Marine Link
Tuesday, October 17, 2017

Fitch: Boxship Rates Rise, Capacity Still Key

June 20, 2017

File Image: CREDIT UASC

File Image: CREDIT UASC

Fitch Ratings' Report: What Investors Want to Know: Container Shipping.

 

Container shipping companies have benefited from a modest increase in freight rates since the start of the year, but a sustainable recovery in the container market will only be achieved by reaching a viable supply/demand balance through capacity cuts, Fitch Ratings says. Container transport volumes outstripped capacity growth in 2016 for the first time since 2010-2011, helped by a higher rate of vessel scrapping and delayed deliveries. We expect this to be only a temporary reversal, as net capacity growth will accelerate in 2017 and 2018, exceeding demand growth and contributing to increased overcapacity.

 

The relatively strong 1Q17 performance suggests there is some upside to our demand forecasts, but we believe this would lead to lower scrappings and the return of idled fleet into employment, rather than a better supply/demand balance. A moderate recovery in freight rates if maintained throughout the year should support an improvement in container shipping companies' credit metrics in 2017, but the performance will vary significantly.

 

Smaller, less diversified companies such as Yang Ming may struggle to achieve positive EBIT, while companies with scale, geographic diversity and a record of successful cost-cutting, such as CMA CGM and COSCO, are likely to perform comparatively well. Higher fuel prices could offset some gains from the rate increase. There is also likely to be a limited impact on the sector from the Qatar diplomatic dispute, to which the combined Hapag-Lloyd/United Arab Shipping Company has the highest exposure. While cost-cutting can provide financial support, market equilibrium is needed for a sustainable improvement in financials.

 

We see M&A deals, rather than alliances, as the most likely route to restoring the supply/demand balance in container shipping. This is because alliances have limited ability to manage networks and capacity as well as optimise cost structure, while M&A can lead to more prudent capacity management. This trend is underway, with the top-five container shipping companies consolidating their market position through mergers and acquisitions. Their market share is likely to be around 57% in 2018, up from 45% in 2016 and 27% in 1996. But many of the remaining smaller companies have weak credit metrics. Their ability to remain afloat will largely depend on freight rates, which are volatile, and the banks' willingness to provide funding.  

Maritime Reporter Magazine Cover Oct 2017 - The Marine Design Annual

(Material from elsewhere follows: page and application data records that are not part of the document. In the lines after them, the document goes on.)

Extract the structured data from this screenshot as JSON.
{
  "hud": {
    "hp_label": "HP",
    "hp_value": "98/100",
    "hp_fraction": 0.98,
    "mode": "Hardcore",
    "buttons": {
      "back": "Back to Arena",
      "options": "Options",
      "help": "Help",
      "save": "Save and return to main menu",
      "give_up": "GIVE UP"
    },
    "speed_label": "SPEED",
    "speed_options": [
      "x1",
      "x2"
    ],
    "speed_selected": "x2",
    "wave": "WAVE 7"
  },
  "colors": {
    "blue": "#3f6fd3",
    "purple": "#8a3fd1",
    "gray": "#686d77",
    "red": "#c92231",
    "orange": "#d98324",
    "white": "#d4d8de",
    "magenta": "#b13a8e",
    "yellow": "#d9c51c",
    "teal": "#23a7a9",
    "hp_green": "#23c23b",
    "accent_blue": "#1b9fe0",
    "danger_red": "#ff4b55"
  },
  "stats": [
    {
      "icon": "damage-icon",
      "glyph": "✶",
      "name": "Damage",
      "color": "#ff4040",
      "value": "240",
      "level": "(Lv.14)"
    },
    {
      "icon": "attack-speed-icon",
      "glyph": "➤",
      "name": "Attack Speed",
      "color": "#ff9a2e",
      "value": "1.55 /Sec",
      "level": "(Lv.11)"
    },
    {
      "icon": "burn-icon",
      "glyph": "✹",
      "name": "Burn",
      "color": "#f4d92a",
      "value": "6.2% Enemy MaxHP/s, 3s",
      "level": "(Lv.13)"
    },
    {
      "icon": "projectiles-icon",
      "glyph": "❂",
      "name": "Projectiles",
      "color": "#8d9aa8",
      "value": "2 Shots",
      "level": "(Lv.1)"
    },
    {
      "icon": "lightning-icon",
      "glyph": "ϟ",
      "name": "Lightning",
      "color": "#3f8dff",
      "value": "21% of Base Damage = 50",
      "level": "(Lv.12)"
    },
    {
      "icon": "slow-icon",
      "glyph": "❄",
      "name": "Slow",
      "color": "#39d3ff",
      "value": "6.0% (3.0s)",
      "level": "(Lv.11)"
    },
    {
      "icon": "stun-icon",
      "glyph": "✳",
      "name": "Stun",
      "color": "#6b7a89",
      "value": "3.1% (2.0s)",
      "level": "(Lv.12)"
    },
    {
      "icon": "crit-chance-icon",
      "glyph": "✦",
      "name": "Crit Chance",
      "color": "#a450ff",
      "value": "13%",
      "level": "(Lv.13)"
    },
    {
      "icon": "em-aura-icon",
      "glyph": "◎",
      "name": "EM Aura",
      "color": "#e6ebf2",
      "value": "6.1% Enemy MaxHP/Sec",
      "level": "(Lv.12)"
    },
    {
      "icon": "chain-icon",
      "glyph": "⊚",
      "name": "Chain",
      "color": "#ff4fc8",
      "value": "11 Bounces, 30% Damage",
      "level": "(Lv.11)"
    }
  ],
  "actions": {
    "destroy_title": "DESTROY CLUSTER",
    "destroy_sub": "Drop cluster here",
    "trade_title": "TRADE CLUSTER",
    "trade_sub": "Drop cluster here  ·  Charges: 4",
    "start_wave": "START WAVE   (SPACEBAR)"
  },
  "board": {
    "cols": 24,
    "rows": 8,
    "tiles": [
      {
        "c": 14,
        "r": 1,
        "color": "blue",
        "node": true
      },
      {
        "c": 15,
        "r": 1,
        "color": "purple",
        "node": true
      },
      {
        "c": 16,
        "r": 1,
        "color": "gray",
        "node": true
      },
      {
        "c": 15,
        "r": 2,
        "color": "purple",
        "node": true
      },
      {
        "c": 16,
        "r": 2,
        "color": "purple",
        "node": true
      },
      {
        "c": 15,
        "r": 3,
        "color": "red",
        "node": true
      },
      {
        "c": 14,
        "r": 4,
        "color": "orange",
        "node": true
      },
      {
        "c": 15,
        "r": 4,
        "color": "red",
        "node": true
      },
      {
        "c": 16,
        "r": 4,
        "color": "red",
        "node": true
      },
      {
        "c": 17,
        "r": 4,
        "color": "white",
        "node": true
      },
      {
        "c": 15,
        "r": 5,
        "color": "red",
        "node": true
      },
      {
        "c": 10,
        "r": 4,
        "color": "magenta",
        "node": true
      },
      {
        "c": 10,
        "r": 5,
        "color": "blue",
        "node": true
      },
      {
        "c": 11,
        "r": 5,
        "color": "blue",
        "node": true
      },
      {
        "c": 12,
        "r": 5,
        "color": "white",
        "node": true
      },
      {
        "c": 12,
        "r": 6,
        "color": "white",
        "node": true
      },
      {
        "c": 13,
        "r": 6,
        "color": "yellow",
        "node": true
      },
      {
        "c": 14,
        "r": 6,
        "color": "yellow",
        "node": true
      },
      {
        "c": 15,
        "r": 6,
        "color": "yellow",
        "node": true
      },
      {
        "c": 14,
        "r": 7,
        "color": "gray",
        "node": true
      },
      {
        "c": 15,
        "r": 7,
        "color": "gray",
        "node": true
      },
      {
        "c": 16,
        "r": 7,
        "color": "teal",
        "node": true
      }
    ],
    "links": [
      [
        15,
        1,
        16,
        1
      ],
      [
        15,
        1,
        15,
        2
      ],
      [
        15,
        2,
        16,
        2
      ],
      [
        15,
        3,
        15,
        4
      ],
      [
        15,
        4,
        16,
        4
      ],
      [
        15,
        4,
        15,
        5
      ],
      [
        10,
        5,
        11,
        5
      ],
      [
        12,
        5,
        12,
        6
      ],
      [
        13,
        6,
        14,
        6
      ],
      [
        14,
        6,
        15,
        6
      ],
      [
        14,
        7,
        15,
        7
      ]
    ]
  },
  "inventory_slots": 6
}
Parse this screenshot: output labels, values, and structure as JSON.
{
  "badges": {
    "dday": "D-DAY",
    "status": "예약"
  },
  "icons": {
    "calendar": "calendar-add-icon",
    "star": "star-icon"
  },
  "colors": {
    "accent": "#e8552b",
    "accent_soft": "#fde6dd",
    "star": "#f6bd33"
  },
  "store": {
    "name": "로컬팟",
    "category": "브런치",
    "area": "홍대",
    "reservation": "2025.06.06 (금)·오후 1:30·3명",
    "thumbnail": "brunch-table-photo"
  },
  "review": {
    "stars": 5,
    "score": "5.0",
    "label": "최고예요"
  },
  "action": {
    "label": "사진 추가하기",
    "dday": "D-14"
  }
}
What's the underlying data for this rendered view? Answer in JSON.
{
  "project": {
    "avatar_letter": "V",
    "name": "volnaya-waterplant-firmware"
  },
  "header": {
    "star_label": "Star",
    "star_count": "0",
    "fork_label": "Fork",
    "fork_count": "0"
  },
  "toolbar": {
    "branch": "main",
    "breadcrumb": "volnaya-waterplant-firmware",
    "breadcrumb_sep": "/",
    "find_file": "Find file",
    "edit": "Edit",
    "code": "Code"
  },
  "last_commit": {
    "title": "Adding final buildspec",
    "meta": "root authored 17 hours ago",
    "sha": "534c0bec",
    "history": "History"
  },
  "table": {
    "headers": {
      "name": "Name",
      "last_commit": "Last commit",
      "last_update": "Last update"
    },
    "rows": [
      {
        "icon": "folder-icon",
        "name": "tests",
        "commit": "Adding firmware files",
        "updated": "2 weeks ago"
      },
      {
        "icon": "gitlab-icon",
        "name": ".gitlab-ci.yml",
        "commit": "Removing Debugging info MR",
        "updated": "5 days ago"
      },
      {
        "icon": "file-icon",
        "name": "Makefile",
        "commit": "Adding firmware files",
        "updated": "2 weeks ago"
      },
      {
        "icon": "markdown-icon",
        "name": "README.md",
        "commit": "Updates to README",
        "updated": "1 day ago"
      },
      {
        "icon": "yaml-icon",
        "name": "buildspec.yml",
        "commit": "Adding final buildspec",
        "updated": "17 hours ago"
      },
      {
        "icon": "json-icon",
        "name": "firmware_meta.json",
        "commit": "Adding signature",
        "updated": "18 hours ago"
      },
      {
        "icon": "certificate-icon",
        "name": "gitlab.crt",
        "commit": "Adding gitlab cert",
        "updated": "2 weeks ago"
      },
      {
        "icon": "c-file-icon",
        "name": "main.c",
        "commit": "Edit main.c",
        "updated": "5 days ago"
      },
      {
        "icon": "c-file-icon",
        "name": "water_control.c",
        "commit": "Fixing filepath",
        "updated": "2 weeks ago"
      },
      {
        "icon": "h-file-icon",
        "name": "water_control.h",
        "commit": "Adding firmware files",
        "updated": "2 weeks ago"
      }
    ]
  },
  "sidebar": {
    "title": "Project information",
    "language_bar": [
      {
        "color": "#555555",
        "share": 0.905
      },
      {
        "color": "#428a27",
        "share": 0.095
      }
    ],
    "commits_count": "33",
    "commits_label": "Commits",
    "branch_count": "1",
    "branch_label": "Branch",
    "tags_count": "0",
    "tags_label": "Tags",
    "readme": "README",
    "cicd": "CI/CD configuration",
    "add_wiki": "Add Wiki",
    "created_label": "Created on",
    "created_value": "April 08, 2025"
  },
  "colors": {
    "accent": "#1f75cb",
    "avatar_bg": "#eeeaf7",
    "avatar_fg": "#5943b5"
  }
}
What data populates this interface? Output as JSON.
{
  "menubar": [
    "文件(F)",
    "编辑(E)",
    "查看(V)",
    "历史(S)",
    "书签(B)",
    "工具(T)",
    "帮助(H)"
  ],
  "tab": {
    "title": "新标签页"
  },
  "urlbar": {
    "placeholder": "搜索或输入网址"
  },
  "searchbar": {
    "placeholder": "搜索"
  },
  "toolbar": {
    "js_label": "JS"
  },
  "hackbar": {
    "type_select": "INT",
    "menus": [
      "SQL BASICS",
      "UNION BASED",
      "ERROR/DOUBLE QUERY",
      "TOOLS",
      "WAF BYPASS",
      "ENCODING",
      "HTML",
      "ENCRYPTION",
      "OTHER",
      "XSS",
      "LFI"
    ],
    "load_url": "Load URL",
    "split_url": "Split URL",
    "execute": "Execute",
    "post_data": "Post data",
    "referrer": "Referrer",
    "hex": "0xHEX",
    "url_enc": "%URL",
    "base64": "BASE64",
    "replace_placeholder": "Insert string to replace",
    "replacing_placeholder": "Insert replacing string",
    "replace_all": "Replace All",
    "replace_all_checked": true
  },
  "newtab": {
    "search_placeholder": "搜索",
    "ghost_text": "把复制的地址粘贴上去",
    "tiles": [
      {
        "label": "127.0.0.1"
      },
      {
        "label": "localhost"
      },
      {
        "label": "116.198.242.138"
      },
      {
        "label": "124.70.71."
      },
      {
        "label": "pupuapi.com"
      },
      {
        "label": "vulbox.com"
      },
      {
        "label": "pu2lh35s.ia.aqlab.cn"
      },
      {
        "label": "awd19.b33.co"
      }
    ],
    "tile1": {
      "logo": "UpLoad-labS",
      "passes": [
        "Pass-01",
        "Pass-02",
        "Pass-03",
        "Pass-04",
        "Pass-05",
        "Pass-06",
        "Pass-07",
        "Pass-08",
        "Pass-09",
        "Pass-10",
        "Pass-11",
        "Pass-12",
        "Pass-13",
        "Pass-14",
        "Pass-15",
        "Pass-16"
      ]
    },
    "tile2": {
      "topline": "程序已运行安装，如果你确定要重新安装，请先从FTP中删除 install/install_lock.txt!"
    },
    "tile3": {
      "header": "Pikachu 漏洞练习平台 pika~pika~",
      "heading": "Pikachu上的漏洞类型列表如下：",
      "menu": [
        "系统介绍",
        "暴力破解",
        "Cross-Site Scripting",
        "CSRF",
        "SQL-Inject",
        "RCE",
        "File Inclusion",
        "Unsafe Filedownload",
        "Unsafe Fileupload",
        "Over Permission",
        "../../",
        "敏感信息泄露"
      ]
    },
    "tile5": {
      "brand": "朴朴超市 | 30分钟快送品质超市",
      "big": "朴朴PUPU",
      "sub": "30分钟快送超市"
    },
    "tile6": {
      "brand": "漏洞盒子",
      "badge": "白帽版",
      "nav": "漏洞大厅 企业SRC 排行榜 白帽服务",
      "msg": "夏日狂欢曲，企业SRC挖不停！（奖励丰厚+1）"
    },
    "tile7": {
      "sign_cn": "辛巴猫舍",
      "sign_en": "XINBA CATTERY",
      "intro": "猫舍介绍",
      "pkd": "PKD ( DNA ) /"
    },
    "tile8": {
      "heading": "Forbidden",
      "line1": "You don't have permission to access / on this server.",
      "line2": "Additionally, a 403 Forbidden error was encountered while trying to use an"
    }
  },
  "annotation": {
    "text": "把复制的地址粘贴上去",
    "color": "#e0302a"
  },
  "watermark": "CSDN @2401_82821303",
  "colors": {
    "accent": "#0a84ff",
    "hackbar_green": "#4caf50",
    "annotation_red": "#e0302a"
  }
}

Maritime Reporter and Engineering News’ first edition was published in New York City in 1883 and became our flagship publication in 1939. It is the world’s largest audited circulation magazine serving the global maritime industry, delivering more insightful editorial and news to more industry decision makers than any other source.

Subscribe
Maritime Reporter E-News subscription

Maritime Reporter E-News is the subsea industry's largest circulation and most authoritative ENews Service, delivered to your Email three times per week

Subscribe for Maritime Reporter E-News